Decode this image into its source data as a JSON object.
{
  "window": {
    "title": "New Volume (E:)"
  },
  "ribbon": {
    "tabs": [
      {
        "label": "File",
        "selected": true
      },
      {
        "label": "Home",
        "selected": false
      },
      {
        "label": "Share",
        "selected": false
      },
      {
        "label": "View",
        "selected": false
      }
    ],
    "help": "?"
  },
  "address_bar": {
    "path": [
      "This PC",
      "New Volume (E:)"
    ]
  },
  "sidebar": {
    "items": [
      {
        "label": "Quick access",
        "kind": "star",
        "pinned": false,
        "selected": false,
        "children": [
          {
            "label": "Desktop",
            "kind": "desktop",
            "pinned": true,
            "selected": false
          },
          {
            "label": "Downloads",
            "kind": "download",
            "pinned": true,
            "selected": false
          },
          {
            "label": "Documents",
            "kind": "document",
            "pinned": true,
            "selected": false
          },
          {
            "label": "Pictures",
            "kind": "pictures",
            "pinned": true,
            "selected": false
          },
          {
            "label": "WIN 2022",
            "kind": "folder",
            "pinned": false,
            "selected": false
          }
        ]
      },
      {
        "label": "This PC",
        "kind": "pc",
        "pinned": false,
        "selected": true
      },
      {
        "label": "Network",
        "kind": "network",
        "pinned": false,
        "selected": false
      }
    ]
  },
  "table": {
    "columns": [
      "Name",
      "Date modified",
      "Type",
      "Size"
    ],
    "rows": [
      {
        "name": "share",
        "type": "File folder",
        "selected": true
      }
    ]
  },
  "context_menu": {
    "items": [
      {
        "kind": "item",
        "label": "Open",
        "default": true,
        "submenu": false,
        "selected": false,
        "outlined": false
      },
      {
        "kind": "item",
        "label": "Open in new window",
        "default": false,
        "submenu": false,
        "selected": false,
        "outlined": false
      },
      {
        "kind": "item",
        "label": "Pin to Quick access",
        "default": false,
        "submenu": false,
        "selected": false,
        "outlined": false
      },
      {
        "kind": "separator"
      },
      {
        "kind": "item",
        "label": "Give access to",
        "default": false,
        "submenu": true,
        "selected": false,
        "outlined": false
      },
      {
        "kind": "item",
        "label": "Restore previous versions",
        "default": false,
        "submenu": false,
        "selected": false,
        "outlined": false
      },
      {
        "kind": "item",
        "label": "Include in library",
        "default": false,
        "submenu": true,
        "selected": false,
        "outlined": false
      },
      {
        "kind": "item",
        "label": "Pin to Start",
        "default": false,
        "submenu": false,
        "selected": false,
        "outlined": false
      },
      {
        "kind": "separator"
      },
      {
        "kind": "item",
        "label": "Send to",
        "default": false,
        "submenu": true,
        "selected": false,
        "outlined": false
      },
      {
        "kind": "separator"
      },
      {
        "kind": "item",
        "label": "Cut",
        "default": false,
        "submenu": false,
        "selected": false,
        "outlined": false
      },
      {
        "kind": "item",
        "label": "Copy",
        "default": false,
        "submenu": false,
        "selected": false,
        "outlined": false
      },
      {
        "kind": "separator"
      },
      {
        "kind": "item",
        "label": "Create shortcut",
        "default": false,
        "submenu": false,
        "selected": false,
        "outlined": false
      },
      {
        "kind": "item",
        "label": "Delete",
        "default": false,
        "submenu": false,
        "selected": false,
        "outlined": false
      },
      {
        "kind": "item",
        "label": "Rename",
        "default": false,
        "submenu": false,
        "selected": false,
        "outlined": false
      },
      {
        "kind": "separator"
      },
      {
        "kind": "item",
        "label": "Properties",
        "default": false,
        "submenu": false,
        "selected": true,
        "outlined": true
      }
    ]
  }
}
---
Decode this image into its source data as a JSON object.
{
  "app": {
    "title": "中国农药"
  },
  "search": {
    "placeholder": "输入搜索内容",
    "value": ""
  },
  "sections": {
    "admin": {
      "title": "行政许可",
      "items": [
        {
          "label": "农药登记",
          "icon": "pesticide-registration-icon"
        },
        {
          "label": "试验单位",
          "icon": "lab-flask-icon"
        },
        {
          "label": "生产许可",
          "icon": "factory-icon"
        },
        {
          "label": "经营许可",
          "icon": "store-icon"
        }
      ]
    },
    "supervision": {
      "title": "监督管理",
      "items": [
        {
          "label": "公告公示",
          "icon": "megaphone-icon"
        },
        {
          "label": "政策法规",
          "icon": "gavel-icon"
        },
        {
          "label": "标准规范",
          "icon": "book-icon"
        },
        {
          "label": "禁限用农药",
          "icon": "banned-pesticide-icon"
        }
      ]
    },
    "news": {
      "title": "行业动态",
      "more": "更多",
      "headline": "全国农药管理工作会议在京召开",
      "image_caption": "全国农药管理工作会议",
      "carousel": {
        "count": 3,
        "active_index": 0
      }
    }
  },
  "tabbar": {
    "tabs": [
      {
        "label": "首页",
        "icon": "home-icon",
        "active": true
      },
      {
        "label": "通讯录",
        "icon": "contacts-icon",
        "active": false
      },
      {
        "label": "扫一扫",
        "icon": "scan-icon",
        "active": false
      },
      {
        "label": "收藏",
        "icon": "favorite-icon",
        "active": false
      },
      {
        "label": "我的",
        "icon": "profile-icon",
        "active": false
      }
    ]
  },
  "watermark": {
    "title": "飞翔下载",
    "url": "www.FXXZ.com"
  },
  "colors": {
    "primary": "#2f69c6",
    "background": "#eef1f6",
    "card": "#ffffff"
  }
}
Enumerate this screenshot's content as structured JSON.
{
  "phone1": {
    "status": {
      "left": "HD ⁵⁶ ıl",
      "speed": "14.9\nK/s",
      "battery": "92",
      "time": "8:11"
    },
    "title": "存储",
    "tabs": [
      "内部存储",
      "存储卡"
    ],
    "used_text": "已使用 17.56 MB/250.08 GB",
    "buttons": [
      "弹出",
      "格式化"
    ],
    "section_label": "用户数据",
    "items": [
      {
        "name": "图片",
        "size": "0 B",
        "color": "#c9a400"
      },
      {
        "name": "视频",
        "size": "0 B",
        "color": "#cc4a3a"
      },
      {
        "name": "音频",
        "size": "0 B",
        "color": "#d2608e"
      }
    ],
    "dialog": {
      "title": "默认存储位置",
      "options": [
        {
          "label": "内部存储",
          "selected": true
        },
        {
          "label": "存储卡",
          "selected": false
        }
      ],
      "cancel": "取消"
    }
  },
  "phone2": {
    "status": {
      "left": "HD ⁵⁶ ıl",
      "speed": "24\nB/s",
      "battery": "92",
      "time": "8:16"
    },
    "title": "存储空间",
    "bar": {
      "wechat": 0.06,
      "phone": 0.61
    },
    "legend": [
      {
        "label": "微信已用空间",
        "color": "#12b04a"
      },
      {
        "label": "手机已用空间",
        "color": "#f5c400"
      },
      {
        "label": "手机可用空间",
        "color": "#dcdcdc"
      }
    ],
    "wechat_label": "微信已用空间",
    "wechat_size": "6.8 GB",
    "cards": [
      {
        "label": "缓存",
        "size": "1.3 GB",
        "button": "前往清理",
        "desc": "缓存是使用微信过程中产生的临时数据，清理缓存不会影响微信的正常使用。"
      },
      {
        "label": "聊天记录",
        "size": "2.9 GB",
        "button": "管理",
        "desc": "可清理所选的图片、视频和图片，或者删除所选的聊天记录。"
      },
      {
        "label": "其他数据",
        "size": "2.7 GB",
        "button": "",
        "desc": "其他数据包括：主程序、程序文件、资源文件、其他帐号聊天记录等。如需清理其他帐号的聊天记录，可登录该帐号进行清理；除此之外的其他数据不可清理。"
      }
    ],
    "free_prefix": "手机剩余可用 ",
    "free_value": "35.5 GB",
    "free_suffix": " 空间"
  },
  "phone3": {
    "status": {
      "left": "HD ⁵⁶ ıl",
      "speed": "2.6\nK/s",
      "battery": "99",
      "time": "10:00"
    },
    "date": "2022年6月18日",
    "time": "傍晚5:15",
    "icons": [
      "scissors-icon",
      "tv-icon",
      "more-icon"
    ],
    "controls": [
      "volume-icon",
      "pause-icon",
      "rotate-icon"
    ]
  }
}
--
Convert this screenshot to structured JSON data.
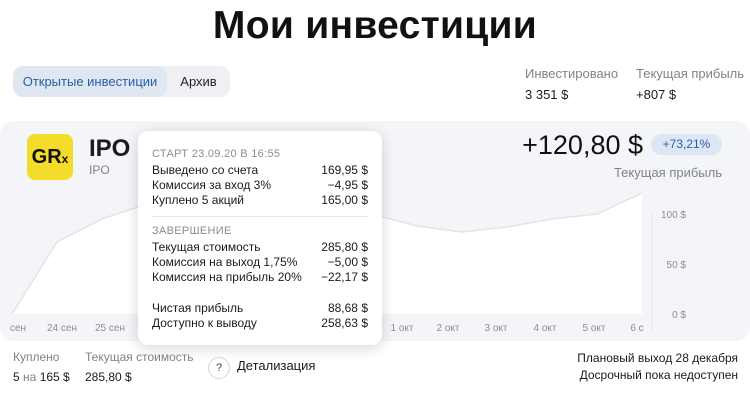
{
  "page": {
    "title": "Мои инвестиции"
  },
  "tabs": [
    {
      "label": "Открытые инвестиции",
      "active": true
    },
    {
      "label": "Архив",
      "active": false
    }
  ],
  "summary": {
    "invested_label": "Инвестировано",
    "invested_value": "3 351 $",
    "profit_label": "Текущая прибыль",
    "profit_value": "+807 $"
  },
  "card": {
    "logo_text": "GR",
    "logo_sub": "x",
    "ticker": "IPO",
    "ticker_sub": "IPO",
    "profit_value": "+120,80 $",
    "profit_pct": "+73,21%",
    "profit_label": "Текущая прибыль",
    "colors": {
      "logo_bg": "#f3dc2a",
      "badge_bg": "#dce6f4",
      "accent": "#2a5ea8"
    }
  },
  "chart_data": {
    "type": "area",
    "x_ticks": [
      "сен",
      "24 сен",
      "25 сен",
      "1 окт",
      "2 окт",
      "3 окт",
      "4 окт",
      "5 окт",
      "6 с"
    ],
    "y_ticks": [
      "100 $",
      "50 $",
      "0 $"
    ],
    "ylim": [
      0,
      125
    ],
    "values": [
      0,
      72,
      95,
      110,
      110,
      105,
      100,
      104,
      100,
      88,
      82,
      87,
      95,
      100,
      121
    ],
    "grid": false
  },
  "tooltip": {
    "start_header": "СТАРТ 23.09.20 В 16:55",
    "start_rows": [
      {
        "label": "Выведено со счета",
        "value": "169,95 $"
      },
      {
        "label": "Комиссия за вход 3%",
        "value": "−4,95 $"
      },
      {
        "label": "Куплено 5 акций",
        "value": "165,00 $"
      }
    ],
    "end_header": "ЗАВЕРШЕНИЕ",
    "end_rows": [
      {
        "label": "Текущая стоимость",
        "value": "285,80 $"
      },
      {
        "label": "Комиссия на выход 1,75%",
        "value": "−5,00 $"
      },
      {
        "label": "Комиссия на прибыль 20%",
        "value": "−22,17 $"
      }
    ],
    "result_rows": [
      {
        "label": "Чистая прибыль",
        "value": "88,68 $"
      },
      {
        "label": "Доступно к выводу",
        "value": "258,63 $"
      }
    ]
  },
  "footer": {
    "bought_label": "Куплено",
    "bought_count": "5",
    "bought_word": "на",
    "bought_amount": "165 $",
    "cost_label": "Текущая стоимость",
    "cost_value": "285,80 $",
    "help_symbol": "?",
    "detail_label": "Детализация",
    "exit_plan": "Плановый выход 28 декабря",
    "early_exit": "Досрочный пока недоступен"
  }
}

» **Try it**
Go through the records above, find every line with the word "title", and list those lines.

» **Expected answer**
    "title": "New Volume (E:)"
    "title": "中国农药"
      "title": "行政许可",
      "title": "监督管理",
      "title": "行业动态",
    "title": "飞翔下载",
    "title": "存储",
      "title": "默认存储位置",
    "title": "存储空间",
    "title": "Мои инвестиции"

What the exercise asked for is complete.